- [About this exercise] Repeat the listing word for word, but skip any pictures.

·····

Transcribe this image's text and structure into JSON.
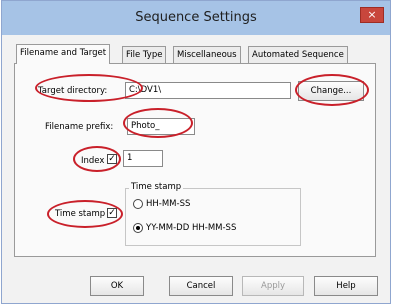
{
  "window": {
    "title": "Sequence Settings",
    "close_glyph": "×"
  },
  "tabs": [
    {
      "label": "Filename and Target",
      "active": true
    },
    {
      "label": "File Type",
      "active": false
    },
    {
      "label": "Miscellaneous",
      "active": false
    },
    {
      "label": "Automated Sequence",
      "active": false
    }
  ],
  "target": {
    "label": "Target directory:",
    "value": "C:\\DV1\\",
    "button": "Change..."
  },
  "prefix": {
    "label": "Filename prefix:",
    "value": "Photo_"
  },
  "index": {
    "label": "Index",
    "checked": true,
    "value": "1"
  },
  "timestamp": {
    "label": "Time stamp",
    "checked": true,
    "group_title": "Time stamp",
    "options": [
      {
        "label": "HH-MM-SS",
        "selected": false
      },
      {
        "label": "YY-MM-DD HH-MM-SS",
        "selected": true
      }
    ]
  },
  "buttons": {
    "ok": "OK",
    "cancel": "Cancel",
    "apply": "Apply",
    "help": "Help"
  },
  "glyphs": {
    "check": "✓"
  },
  "colors": {
    "titlebar": "#a6c3e6",
    "close": "#c8463c",
    "annotation": "#c9202a"
  }
}
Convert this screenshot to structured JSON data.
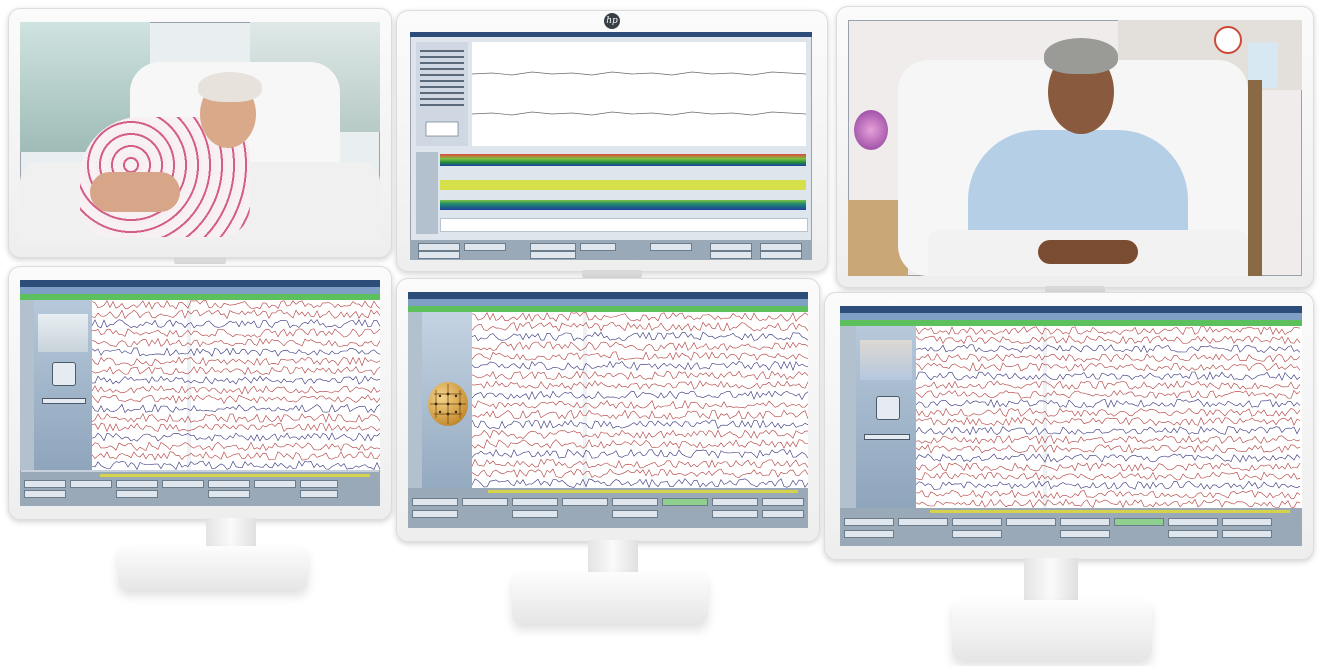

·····

- [Answer to the problem]
Transcribe this image's text and structure into JSON.
{
  "window": {
    "title": "Sequence Settings",
    "close_glyph": "×"
  },
  "tabs": [
    {
      "label": "Filename and Target",
      "active": true
    },
    {
      "label": "File Type",
      "active": false
    },
    {
      "label": "Miscellaneous",
      "active": false
    },
    {
      "label": "Automated Sequence",
      "active": false
    }
  ],
  "target": {
    "label": "Target directory:",
    "value": "C:\\DV1\\",
    "button": "Change..."
  },
  "prefix": {
    "label": "Filename prefix:",
    "value": "Photo_"
  },
  "index": {
    "label": "Index",
    "checked": true,
    "value": "1"
  },
  "timestamp": {
    "label": "Time stamp",
    "checked": true,
    "group_title": "Time stamp",
    "options": [
      {
        "label": "HH-MM-SS",
        "selected": false
      },
      {
        "label": "YY-MM-DD HH-MM-SS",
        "selected": true
      }
    ]
  },
  "buttons": {
    "ok": "OK",
    "cancel": "Cancel",
    "apply": "Apply",
    "help": "Help"
  },
  "glyphs": {
    "check": "✓"
  },
  "colors": {
    "titlebar": "#a6c3e6",
    "close": "#c8463c",
    "annotation": "#c9202a"
  }
}
Convert this screenshot to structured JSON data.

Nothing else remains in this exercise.